How much meat is too much?
The debate regarding the benefits and risks of red meat consumption has been going on for years, and it seems like we still see mixed results.
Many researchers claim that eating red meat provides important nutrients, which include vitamin B-12, protein, and iron, which is important for muscle and brain health. However, there is also evidence that shows eating too much of it can raise the risk of cancers, heart disease, and other health-related problems.
Red meat can be classified as the muscle meat from pork, beef, lamb, goat, and other land mammals. It is a great source for protein, which is an important nutrient necessary to build muscle mass, bone, and other tissues and enzymes in the body. It also helps to produce new red blood cells. But do these benefits outweigh the rise of heart disease, kidney problems, digestive issues, and even death?
Well, for all of you meat-lovers out there (including myself), we should be happy to know that it isn’t necessary to cut out the delicious pieces of animal tissue from our diets to live a long healthy life. Just like with any other awesome things in life, it is important to know what we are eating and to be able to control ourselves from over-indulging.
Studies have shown that leaner cuts of red meat which have not been processed, such as pork tenderloins or sirloin steaks, are more healthy than other types of meats we usually love to eat. These “unhealthy” options include processed meats, such as bacon, hot dogs, bologna, sausages, etc.

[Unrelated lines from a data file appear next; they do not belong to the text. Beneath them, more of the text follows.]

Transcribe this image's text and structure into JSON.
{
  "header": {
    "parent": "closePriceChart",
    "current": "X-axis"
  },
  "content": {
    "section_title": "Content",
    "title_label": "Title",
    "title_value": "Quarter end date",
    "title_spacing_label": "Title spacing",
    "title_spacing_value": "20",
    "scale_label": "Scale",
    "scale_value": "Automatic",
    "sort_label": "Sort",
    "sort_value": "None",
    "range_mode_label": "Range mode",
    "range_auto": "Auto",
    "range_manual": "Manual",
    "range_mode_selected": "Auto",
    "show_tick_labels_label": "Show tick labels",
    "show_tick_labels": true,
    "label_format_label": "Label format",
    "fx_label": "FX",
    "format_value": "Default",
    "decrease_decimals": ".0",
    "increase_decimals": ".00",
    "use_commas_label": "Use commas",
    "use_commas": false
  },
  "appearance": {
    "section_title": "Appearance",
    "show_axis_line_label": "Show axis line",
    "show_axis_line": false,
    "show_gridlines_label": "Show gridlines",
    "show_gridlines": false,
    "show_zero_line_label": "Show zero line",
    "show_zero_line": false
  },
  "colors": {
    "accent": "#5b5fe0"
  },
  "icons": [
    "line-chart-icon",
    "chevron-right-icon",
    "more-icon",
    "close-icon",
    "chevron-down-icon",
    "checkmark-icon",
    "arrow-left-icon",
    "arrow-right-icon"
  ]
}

So how do you stay healthy and still enjoy the once-in-a-while BBQs? Next time, grill or smoke up a nice lean piece of red meat instead of hot dogs. Remember, even the leanest of meats can be slow-cooked to be tender and melt-in-your-mouth.